--- Task brief ---
Each line of the listing that contains the word "excesos" is to be copied.

--- Data provided ---
::::
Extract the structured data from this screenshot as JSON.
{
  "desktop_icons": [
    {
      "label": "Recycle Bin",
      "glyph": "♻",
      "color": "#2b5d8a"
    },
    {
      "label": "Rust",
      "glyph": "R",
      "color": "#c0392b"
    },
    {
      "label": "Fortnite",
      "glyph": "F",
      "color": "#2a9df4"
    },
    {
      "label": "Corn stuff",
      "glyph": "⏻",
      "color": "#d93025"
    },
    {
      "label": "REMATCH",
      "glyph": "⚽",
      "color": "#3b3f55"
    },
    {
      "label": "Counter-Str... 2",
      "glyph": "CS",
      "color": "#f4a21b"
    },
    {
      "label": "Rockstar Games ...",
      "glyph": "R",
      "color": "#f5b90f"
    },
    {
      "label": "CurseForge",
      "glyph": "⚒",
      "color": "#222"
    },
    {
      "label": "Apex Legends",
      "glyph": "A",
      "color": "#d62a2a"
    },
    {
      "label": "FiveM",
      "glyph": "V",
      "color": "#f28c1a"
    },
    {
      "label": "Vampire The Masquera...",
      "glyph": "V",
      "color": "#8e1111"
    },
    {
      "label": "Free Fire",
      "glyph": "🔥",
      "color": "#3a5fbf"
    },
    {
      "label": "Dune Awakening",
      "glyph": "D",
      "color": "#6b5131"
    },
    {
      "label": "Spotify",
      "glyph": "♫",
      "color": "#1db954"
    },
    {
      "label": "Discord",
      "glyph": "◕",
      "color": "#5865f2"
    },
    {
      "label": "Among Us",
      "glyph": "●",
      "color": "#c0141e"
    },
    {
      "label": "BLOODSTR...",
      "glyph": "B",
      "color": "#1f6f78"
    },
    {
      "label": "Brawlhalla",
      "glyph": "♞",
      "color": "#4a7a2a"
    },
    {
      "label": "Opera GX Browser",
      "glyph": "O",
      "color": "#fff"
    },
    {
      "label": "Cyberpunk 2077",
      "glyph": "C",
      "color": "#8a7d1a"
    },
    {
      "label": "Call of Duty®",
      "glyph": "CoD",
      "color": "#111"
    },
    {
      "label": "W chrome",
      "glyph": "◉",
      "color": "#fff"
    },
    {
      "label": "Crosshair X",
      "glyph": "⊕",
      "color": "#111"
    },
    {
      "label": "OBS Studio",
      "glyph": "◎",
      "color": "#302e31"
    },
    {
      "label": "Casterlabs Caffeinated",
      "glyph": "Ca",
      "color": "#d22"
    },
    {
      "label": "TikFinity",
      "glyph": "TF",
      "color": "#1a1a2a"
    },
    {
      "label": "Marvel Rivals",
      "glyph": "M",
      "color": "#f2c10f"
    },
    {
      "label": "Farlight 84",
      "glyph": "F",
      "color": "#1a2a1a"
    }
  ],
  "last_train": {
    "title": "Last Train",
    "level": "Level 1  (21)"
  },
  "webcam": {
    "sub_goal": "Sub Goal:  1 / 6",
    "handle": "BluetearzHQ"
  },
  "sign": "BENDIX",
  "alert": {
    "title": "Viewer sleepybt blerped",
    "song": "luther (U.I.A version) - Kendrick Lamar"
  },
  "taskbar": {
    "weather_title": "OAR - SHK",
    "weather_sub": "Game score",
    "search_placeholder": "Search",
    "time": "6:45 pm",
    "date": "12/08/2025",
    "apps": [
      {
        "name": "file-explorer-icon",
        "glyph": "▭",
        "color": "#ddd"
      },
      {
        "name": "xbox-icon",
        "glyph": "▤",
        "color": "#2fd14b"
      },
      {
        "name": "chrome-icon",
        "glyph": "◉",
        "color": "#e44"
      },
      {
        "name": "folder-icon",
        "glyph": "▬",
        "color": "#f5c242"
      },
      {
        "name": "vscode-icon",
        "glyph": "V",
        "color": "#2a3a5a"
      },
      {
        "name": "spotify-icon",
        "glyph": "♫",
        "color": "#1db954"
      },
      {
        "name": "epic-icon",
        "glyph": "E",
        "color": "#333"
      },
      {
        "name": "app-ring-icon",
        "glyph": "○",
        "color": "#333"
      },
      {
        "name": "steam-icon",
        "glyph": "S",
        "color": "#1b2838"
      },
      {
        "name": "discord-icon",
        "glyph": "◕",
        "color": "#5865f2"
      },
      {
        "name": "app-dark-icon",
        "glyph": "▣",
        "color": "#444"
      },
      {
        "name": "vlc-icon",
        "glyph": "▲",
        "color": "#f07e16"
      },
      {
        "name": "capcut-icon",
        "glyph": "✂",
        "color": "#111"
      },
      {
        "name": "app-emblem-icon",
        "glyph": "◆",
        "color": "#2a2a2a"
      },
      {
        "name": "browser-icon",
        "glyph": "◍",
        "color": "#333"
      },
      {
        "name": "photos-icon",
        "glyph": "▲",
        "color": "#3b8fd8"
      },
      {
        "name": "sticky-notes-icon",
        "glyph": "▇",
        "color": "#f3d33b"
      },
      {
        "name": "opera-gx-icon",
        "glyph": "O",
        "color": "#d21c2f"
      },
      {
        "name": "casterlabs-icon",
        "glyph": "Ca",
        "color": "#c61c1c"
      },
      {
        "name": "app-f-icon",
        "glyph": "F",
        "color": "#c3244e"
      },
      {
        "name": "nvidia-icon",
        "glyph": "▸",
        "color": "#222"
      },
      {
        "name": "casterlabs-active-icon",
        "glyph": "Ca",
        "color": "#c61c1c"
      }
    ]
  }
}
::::
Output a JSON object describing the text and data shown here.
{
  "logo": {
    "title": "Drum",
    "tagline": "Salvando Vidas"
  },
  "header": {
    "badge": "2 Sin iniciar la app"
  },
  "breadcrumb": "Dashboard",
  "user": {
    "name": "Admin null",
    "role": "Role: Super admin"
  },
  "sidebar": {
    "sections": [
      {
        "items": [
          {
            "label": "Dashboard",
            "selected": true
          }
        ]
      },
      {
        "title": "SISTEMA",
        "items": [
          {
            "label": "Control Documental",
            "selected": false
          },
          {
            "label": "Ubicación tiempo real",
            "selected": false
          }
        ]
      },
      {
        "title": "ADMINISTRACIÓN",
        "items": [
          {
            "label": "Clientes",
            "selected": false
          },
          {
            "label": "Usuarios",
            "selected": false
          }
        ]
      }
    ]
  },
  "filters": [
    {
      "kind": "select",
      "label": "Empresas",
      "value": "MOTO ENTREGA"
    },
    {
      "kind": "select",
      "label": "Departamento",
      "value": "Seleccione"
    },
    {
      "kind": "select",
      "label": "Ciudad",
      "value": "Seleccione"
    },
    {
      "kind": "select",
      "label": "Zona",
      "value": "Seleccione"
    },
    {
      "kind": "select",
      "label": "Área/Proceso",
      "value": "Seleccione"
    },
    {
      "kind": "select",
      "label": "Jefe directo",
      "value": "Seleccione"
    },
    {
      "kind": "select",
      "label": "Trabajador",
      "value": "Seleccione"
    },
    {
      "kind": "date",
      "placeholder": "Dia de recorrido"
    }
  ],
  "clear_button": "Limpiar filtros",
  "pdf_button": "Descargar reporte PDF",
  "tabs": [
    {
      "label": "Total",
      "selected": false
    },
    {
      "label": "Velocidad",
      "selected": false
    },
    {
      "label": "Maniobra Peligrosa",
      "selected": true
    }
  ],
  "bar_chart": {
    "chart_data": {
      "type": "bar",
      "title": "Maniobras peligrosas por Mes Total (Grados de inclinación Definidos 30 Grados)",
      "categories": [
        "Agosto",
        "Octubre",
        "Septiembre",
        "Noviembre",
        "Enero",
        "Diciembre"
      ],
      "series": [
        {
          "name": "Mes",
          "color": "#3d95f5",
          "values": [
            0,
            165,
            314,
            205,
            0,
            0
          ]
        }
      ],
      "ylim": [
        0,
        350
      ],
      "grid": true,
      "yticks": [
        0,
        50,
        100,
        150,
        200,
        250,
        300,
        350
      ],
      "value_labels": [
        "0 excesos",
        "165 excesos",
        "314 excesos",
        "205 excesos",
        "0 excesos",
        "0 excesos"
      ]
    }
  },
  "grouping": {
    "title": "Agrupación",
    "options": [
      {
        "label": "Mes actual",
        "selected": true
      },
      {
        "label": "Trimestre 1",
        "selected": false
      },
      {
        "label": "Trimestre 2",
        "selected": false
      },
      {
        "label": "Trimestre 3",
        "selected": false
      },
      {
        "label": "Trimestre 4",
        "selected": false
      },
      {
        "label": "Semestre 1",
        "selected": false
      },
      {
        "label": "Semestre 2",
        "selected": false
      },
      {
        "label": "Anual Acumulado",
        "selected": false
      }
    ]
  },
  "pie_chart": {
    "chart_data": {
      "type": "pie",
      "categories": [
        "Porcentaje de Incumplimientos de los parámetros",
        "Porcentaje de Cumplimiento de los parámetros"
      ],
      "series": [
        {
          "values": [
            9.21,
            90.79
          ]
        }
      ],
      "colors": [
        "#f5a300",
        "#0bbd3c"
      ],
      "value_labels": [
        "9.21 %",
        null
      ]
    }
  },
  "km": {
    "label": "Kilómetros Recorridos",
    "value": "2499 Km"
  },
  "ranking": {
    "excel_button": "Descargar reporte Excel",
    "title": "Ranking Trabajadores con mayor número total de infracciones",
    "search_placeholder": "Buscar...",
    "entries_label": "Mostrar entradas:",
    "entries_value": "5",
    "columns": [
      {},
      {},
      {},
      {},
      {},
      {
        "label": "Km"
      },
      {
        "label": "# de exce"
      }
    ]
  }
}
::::
--- Written response ---
        "0 excesos",
        "165 excesos",
        "314 excesos",
        "205 excesos",
        "0 excesos",
        "0 excesos"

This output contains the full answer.